### WHAT TO DO
Set the data down again, exactly as it reads, but without the pictures.

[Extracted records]
((

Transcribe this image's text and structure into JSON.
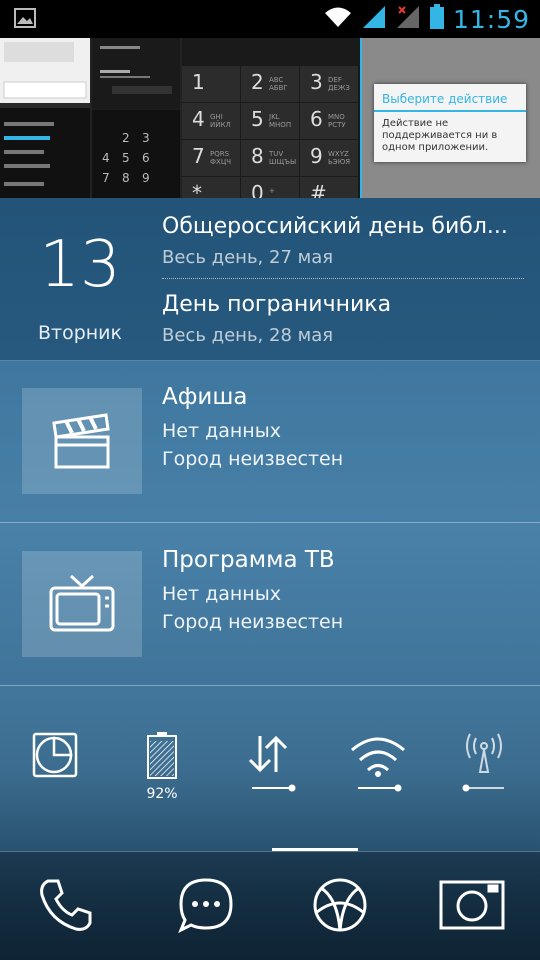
{
  "status_bar": {
    "time": "11:59",
    "icons": [
      "image-icon",
      "wifi-icon",
      "signal-icon",
      "no-signal-icon",
      "battery-icon"
    ]
  },
  "recents": {
    "keypad": [
      {
        "digit": "1",
        "letters": ""
      },
      {
        "digit": "2",
        "letters": "ABC АБВГ"
      },
      {
        "digit": "3",
        "letters": "DEF ДЕЖЗ"
      },
      {
        "digit": "4",
        "letters": "GHI ИЙКЛ"
      },
      {
        "digit": "5",
        "letters": "JKL МНОП"
      },
      {
        "digit": "6",
        "letters": "MNO РСТУ"
      },
      {
        "digit": "7",
        "letters": "PQRS ФХЦЧ"
      },
      {
        "digit": "8",
        "letters": "TUV ШЩЪЫ"
      },
      {
        "digit": "9",
        "letters": "WXYZ ЬЭЮЯ"
      },
      {
        "digit": "*",
        "letters": ""
      },
      {
        "digit": "0",
        "letters": "+"
      },
      {
        "digit": "#",
        "letters": ""
      }
    ],
    "dialog_title": "Выберите действие",
    "dialog_text": "Действие не поддерживается ни в одном приложении."
  },
  "calendar": {
    "day": "13",
    "weekday": "Вторник",
    "events": [
      {
        "title": "Общероссийский день библ...",
        "subtitle": "Весь день, 27 мая"
      },
      {
        "title": "День пограничника",
        "subtitle": "Весь день, 28 мая"
      }
    ]
  },
  "afisha": {
    "title": "Афиша",
    "line1": "Нет данных",
    "line2": "Город неизвестен",
    "icon": "clapperboard-icon"
  },
  "tv": {
    "title": "Программа ТВ",
    "line1": "Нет данных",
    "line2": "Город неизвестен",
    "icon": "tv-icon"
  },
  "quick_settings": {
    "battery_label": "92%",
    "battery_level": 0.92,
    "icons": [
      "rotation-icon",
      "battery-icon",
      "data-transfer-icon",
      "wifi-icon",
      "hotspot-icon"
    ]
  },
  "dock": {
    "icons": [
      "phone-icon",
      "messages-icon",
      "browser-icon",
      "camera-icon"
    ]
  },
  "colors": {
    "accent": "#33b5e5"
  }
}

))

### THE ANSWER
Transcribe this image's text and structure into JSON.
{
  "status_bar": {
    "time": "11:59",
    "icons": [
      "image-icon",
      "wifi-icon",
      "signal-icon",
      "no-signal-icon",
      "battery-icon"
    ]
  },
  "recents": {
    "keypad": [
      {
        "digit": "1",
        "letters": ""
      },
      {
        "digit": "2",
        "letters": "ABC АБВГ"
      },
      {
        "digit": "3",
        "letters": "DEF ДЕЖЗ"
      },
      {
        "digit": "4",
        "letters": "GHI ИЙКЛ"
      },
      {
        "digit": "5",
        "letters": "JKL МНОП"
      },
      {
        "digit": "6",
        "letters": "MNO РСТУ"
      },
      {
        "digit": "7",
        "letters": "PQRS ФХЦЧ"
      },
      {
        "digit": "8",
        "letters": "TUV ШЩЪЫ"
      },
      {
        "digit": "9",
        "letters": "WXYZ ЬЭЮЯ"
      },
      {
        "digit": "*",
        "letters": ""
      },
      {
        "digit": "0",
        "letters": "+"
      },
      {
        "digit": "#",
        "letters": ""
      }
    ],
    "dialog_title": "Выберите действие",
    "dialog_text": "Действие не поддерживается ни в одном приложении."
  },
  "calendar": {
    "day": "13",
    "weekday": "Вторник",
    "events": [
      {
        "title": "Общероссийский день библ...",
        "subtitle": "Весь день, 27 мая"
      },
      {
        "title": "День пограничника",
        "subtitle": "Весь день, 28 мая"
      }
    ]
  },
  "afisha": {
    "title": "Афиша",
    "line1": "Нет данных",
    "line2": "Город неизвестен",
    "icon": "clapperboard-icon"
  },
  "tv": {
    "title": "Программа ТВ",
    "line1": "Нет данных",
    "line2": "Город неизвестен",
    "icon": "tv-icon"
  },
  "quick_settings": {
    "battery_label": "92%",
    "battery_level": 0.92,
    "icons": [
      "rotation-icon",
      "battery-icon",
      "data-transfer-icon",
      "wifi-icon",
      "hotspot-icon"
    ]
  },
  "dock": {
    "icons": [
      "phone-icon",
      "messages-icon",
      "browser-icon",
      "camera-icon"
    ]
  },
  "colors": {
    "accent": "#33b5e5"
  }
}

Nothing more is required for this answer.